- Do you have a metaphor that goes through the entire piece…does this metaphor reveal who you are and what you offer to potential colleges? You can embed this metaphor throughout out your piece.
- Can I close my eyes and picture your story? Does it make you sound unique and not like anyone else applying? Can I see your leadership and initiative and the power of what you will offer a college campus?
- Do you tell new stories and qualities in each separate essay your write? Do you make sure to reveal powerful information and core messages that colleges will need to know to admit you and give you money to attend?
- Endings-Do you end with a bang? Do you make it clear by the end you have goals and aspirations that drive you. Your endings must be specific for some prompts like the University of California and University of Texas, but can be more oblique and implied in Common Application and many supplementary essays. Do you end leaving the reader with the desire to get to know you more, to see you on his or her campus, and to share your essay with someone else?
- If you are responding to University of California Prompt 1, do you end with how your story has affected your dreams and aspirations—in terms of majors, life goals, and your community?
- If you are responding to University of California Prompt 2, do you make sure to connect whatever you writing about to a major activity or project you have done that makes you proud?
- If you responding to the Common Application long essay, do you end with a bang. You don’t have to have a formal ending like the UC applications. Do you clearly let us know that you understand the power of your story?
Follow Dr. J’s Into, Through, & Beyond Approach: Brainstorming Tip #8
Your essay needs to grab readers from the first word. You are competing for the fleeting attention of admissions officers who have dozens if not hundreds or thousands of essays and files to process. So don’t waste their precious time and tell them a story that no one else can tell. That will help you get admitted to the match college of your choice.
So follow my three pronged approach.
INTO: With your INTO, grab us into the story with a moment in time. That moment must reveal a core quality. The INTO can be a sentence, paragraph, or series of paragraphs.
THROUGH: Then go into two levels of THROUGH.
- THROUGH 1 provides the immediate context of the INTO.
- THROUGH 2 provides the overall context.
BEYOND: End with a BEYOND that is not sappy but powerful. Think of a metaphor that guides you and weaves through your story and into your ending.

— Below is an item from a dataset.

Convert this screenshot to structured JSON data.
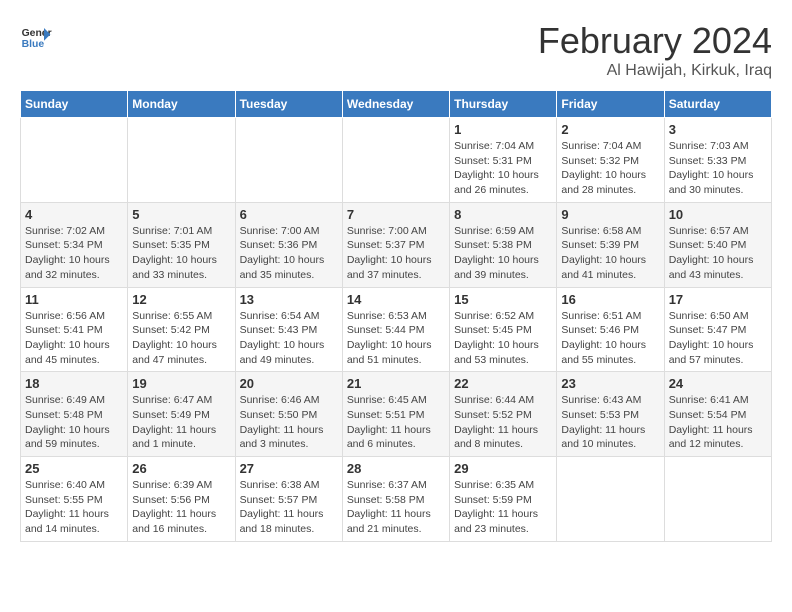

“I really love the app (ALL COLLEGE APPLICATION ESSAYS) and use it as a go-to for a lot of different things. I notice it’s available through the Google Play store now (I’m an Android AND an Apple user — go figure!)
I took a screen shot of the Middlebury app and sent it to my colleague in Westchester NY and she bought the app, too. I also introduced it to our local public high school college programs coordinator.” —Janis Allen